This may be why the Fountain County Circuit Court judge got away with an outrageous unconstitutional act. She issued a restraining order preventing WXIN in Indianapolis from showing McGaha’s face or even allowing him to make his complaints against DCS. As one of my old law professors commented to the Indianapolis Star, “I don’t know what’s more outrageous: the judge ordering this and not knowing it violates the Constitution, or knowing and still issuing the injunction.” He described this as bordering on judicial misconduct. “Quite simply, a judge does not have the authority to stop the press from publishing or airing a story. Any person has a right to contact the press and say a public agency is not treating them right.”

Because of the inherent power of the bureaucracy, the press is one of the only checks upon it. That is why it is so important that access to the press not be denied. The greater the power, the more important the power to question it and challenge it. The more important that it stay on the straight and narrow. Otherwise rights get trampled upon. Otherwise democracy is meaningless.

No First or Second Amendment at UVa-Wise, or Writers Who Own Guns Must Be Crazy

Steve Barber was a student at the University of Virginia – Wise. I say “was” because he has been expelled for a paper he wrote for a creative writing class. In his paper, the protagonist thinks about violence against his professor. Apparently there are certain things you just can’t write about.

However, if you are also a licensed gun owner with a carry-and-conceal permit, and you have guns in your car – then you are mentally ill and can be involunarily committed for evaluation. Only crazy people own guns and enroll in creative writing – at least in Virginia.

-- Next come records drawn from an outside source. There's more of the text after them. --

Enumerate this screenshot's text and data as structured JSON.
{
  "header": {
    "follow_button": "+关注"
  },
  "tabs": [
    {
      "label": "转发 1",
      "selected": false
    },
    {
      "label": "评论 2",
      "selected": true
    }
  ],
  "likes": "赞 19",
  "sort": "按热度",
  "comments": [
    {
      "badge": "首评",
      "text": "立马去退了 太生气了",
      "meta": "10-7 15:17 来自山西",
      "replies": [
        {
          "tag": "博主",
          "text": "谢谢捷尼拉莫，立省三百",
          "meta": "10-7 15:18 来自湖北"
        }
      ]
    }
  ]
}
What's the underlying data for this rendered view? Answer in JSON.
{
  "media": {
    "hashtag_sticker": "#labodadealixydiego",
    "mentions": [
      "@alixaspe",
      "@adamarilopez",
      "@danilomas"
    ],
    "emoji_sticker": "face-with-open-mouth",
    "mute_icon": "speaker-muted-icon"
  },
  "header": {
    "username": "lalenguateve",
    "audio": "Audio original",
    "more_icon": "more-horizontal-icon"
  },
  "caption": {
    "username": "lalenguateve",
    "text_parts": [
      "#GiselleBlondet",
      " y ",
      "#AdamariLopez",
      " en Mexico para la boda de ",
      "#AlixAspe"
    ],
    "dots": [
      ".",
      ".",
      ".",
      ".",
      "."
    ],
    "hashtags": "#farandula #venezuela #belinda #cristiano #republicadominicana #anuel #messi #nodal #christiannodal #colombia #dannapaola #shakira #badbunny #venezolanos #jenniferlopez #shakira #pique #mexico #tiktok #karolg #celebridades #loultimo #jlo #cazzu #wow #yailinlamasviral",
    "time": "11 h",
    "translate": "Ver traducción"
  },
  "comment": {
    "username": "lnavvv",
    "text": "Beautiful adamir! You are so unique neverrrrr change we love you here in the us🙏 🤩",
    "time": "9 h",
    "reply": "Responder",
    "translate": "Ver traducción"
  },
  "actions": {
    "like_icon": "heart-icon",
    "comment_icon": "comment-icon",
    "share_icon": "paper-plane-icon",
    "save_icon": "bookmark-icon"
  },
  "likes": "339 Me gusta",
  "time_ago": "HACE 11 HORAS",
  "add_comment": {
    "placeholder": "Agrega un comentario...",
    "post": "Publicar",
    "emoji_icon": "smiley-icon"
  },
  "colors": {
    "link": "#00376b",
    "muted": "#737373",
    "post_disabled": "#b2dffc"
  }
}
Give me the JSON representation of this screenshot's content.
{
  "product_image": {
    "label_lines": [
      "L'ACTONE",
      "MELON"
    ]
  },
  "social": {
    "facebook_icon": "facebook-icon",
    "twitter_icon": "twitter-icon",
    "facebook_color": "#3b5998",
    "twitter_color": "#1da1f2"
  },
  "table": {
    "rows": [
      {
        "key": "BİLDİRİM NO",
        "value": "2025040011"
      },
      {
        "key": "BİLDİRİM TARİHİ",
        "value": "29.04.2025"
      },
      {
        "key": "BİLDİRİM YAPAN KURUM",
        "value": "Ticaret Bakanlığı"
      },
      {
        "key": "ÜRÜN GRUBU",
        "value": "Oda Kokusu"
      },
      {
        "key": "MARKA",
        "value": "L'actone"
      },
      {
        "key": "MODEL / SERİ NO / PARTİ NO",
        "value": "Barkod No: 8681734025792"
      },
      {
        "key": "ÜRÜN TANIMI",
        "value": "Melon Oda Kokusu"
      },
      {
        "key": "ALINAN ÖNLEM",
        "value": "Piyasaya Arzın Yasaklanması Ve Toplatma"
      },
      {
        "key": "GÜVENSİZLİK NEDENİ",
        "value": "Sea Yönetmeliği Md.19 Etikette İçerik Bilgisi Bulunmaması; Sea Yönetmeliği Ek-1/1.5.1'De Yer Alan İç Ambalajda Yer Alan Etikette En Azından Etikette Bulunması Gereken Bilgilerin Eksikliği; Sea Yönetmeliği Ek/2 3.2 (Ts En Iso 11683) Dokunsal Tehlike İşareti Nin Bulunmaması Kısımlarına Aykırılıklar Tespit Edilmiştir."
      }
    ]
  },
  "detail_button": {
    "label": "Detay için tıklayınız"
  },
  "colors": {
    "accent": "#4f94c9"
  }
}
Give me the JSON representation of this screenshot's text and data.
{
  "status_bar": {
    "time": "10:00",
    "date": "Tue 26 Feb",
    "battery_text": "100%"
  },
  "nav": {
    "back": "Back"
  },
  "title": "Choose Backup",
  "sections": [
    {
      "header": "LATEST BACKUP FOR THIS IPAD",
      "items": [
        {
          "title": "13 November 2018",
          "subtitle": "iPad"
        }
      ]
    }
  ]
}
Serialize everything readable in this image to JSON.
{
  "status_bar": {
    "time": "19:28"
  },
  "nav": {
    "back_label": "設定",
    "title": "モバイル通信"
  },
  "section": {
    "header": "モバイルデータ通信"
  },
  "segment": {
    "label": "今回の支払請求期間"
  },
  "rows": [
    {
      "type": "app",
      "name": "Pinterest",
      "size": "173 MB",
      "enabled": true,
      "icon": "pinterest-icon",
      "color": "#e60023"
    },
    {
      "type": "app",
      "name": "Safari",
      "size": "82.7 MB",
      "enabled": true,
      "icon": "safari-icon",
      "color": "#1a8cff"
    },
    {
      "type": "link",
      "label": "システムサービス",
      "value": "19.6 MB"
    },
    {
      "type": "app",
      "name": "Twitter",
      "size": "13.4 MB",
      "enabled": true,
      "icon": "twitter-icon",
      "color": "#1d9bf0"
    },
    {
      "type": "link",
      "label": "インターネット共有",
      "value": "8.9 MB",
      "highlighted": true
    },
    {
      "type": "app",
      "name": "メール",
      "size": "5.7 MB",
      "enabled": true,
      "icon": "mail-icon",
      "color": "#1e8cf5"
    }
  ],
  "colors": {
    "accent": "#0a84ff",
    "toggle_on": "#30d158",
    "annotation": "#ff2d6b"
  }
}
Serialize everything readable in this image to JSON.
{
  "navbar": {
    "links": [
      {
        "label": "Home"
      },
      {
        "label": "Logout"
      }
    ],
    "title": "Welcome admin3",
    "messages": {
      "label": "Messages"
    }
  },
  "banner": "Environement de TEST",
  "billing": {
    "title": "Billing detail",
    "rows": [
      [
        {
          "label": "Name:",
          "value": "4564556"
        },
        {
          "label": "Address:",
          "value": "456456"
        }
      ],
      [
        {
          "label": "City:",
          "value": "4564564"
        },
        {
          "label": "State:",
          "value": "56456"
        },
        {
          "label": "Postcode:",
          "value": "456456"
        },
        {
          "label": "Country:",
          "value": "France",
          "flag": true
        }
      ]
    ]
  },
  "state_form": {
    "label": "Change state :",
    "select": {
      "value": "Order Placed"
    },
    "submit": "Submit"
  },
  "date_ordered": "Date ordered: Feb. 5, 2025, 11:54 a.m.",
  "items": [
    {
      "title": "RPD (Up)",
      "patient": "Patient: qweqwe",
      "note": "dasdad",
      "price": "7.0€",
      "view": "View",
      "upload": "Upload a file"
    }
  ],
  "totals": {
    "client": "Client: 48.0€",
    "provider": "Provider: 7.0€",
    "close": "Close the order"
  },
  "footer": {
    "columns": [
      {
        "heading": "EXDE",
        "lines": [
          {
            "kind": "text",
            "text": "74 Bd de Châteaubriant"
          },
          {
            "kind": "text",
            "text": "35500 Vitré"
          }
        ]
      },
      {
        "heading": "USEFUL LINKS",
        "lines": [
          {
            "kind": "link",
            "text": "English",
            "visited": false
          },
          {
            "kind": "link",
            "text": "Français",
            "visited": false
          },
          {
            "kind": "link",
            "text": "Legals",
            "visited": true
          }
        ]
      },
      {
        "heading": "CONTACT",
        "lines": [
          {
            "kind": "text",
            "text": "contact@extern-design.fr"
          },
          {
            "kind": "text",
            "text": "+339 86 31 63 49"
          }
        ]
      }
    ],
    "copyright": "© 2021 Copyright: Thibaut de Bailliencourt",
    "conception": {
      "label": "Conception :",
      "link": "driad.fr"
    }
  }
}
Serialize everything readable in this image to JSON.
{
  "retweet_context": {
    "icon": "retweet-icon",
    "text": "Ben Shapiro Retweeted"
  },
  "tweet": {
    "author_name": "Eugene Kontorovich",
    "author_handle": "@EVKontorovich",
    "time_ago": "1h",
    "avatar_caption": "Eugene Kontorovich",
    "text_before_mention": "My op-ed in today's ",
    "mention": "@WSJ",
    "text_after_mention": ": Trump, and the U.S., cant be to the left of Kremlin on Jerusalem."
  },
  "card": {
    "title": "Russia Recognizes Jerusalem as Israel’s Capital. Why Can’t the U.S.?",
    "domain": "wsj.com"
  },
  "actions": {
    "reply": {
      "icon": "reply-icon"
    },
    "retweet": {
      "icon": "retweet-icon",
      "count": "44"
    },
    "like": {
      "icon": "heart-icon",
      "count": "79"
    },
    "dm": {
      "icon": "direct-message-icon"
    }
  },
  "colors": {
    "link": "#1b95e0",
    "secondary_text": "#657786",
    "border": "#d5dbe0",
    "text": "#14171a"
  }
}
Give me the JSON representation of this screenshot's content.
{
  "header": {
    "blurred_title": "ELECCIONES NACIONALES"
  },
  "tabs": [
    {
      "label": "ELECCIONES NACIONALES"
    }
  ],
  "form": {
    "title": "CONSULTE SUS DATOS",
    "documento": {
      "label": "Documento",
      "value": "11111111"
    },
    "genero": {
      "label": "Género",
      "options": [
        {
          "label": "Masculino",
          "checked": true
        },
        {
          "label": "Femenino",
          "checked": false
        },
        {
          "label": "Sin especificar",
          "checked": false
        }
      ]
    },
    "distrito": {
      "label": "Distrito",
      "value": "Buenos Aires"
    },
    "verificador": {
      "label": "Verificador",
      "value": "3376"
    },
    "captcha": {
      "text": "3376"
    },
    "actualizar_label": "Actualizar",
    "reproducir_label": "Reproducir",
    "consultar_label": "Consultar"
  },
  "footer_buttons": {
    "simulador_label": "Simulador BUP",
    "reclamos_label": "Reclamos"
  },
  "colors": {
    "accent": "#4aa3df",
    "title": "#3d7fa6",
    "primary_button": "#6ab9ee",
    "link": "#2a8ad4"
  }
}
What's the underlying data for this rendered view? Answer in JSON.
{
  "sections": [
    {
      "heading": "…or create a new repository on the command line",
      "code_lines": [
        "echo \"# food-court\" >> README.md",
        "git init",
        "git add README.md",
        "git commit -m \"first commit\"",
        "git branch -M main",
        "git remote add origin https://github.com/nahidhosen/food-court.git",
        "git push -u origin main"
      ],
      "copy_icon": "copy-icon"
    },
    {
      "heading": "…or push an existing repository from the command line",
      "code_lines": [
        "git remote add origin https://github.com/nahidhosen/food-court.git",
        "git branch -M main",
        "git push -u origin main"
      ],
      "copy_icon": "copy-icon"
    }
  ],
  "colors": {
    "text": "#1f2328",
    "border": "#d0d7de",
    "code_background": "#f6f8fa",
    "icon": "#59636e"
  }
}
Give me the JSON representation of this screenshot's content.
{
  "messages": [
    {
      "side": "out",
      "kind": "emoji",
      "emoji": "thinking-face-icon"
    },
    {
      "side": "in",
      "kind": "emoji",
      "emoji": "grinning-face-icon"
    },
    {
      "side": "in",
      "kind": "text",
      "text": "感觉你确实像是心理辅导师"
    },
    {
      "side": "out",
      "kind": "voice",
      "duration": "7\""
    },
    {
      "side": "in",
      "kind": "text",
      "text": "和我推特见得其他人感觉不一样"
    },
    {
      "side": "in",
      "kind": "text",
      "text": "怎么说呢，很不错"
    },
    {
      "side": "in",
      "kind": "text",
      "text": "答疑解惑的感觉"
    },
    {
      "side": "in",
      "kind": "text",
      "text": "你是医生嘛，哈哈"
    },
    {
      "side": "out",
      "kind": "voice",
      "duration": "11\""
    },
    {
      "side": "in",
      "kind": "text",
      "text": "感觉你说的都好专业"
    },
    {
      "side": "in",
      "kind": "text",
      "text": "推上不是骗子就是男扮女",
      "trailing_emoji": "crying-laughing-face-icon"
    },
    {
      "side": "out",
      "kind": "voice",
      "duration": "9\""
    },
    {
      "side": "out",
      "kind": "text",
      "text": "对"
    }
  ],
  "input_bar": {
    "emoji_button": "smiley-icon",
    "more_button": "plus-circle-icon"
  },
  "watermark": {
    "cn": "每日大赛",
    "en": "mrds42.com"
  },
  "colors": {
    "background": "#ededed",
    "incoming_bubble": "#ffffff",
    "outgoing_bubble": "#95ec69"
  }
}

There is no doubt that officials at UVa-Wise acted in an unjust manner, way outside their authority. They even have a rule that says no guns can be in cars on campus. Unfortunately for them, that’s an attempt to supercede a state law that says the opposite. Based on the involuntary committment, they then got the Commonwealth Attorney to convince a judge to revoke Barber’s gun permit. That’s right. His gun permit was revoked for possessing a gun – not even on his person, which he was entitle to do – but in his car. It doesn’t matter that the evaluation showed that he wasn’t crazy or a threat.

And it doesn’t matter that the actions of the university have a dramatic negative impact on Barber. He will now have to immediately begin to repay his student loans. If he can’t pay them, then they go after him with their Mafia-style tactics. So he has to abandon his plans for a college degree and the only thing he can do is immediately re-join the military. So auch for his plans of going back into the service of his country as a officer.

Don’t expect that he will get any support from the press. No, they have found a great opportunity to trash him – all in the name of “better safe than sorry”. Can’t have another Virginia Tech. But as law professor Eugene Volokh notes, “expulsion would still strike me an excessive remedy; nor would protecting the university from the possibility that he would turn into a Virginia-Tech-style mass killer justify this: If he really does plan to commit mass murder, he could do that as an expelled student pretty much as easily as an enrolled student (since the school doubtless doesn’t have guards at each possible entrance to keep him off campus).”

Yes, a little paranoia goes a long way.

Steve Barber has his own blog now. H/T to Abhishek Saha at Muse Free where I first saw this story.